(Data records for software interfaces)

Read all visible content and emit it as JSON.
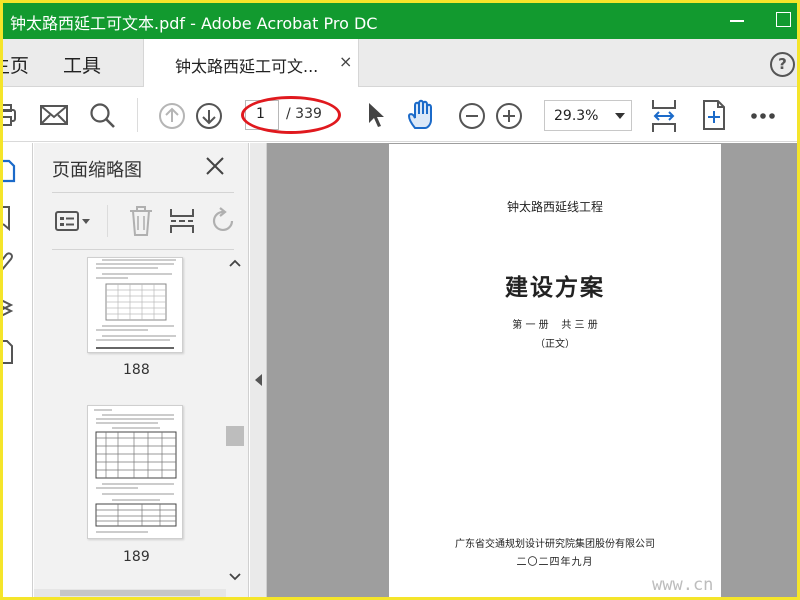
{
  "window": {
    "title": "钟太路西延工可文本.pdf - Adobe Acrobat Pro DC",
    "title_bar_color": "#129a2f"
  },
  "tabs": {
    "home_label": "主页",
    "tools_label": "工具",
    "document_tab_label": "钟太路西延工可文...",
    "close_glyph": "×",
    "help_glyph": "?"
  },
  "toolbar": {
    "current_page": "1",
    "page_total": "/ 339",
    "zoom_value": "29.3%",
    "icons": [
      "print-icon",
      "mail-icon",
      "search-icon",
      "page-up-icon",
      "page-down-icon",
      "select-arrow-icon",
      "hand-tool-icon",
      "zoom-out-icon",
      "zoom-in-icon",
      "fit-width-icon",
      "rotate-view-icon",
      "more-icon"
    ],
    "highlight_color": "#e0191e",
    "accent_color": "#1b6ac9"
  },
  "left_strip": {
    "icons": [
      "page-thumbnails-icon",
      "bookmark-icon",
      "attachment-icon",
      "layers-icon",
      "document-icon"
    ]
  },
  "thumbnail_panel": {
    "title": "页面缩略图",
    "close_glyph": "✕",
    "icons": [
      "thumbnail-options-icon",
      "delete-icon",
      "extract-icon",
      "rotate-icon"
    ],
    "thumbnails": [
      {
        "page_number": "188"
      },
      {
        "page_number": "189"
      }
    ]
  },
  "document": {
    "project_name": "钟太路西延线工程",
    "main_title": "建设方案",
    "volume_info": "第 一 册    共 三 册",
    "body_note": "（正文）",
    "organization": "广东省交通规划设计研究院集团股份有限公司",
    "date": "二〇二四年九月"
  },
  "watermark": "www.cn"
}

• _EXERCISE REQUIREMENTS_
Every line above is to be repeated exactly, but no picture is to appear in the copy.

• _SOLUTION TO THE EXERCISE_
Read all visible content and emit it as JSON.
{
  "window": {
    "title": "钟太路西延工可文本.pdf - Adobe Acrobat Pro DC",
    "title_bar_color": "#129a2f"
  },
  "tabs": {
    "home_label": "主页",
    "tools_label": "工具",
    "document_tab_label": "钟太路西延工可文...",
    "close_glyph": "×",
    "help_glyph": "?"
  },
  "toolbar": {
    "current_page": "1",
    "page_total": "/ 339",
    "zoom_value": "29.3%",
    "icons": [
      "print-icon",
      "mail-icon",
      "search-icon",
      "page-up-icon",
      "page-down-icon",
      "select-arrow-icon",
      "hand-tool-icon",
      "zoom-out-icon",
      "zoom-in-icon",
      "fit-width-icon",
      "rotate-view-icon",
      "more-icon"
    ],
    "highlight_color": "#e0191e",
    "accent_color": "#1b6ac9"
  },
  "left_strip": {
    "icons": [
      "page-thumbnails-icon",
      "bookmark-icon",
      "attachment-icon",
      "layers-icon",
      "document-icon"
    ]
  },
  "thumbnail_panel": {
    "title": "页面缩略图",
    "close_glyph": "✕",
    "icons": [
      "thumbnail-options-icon",
      "delete-icon",
      "extract-icon",
      "rotate-icon"
    ],
    "thumbnails": [
      {
        "page_number": "188"
      },
      {
        "page_number": "189"
      }
    ]
  },
  "document": {
    "project_name": "钟太路西延线工程",
    "main_title": "建设方案",
    "volume_info": "第 一 册    共 三 册",
    "body_note": "（正文）",
    "organization": "广东省交通规划设计研究院集团股份有限公司",
    "date": "二〇二四年九月"
  },
  "watermark": "www.cn"
}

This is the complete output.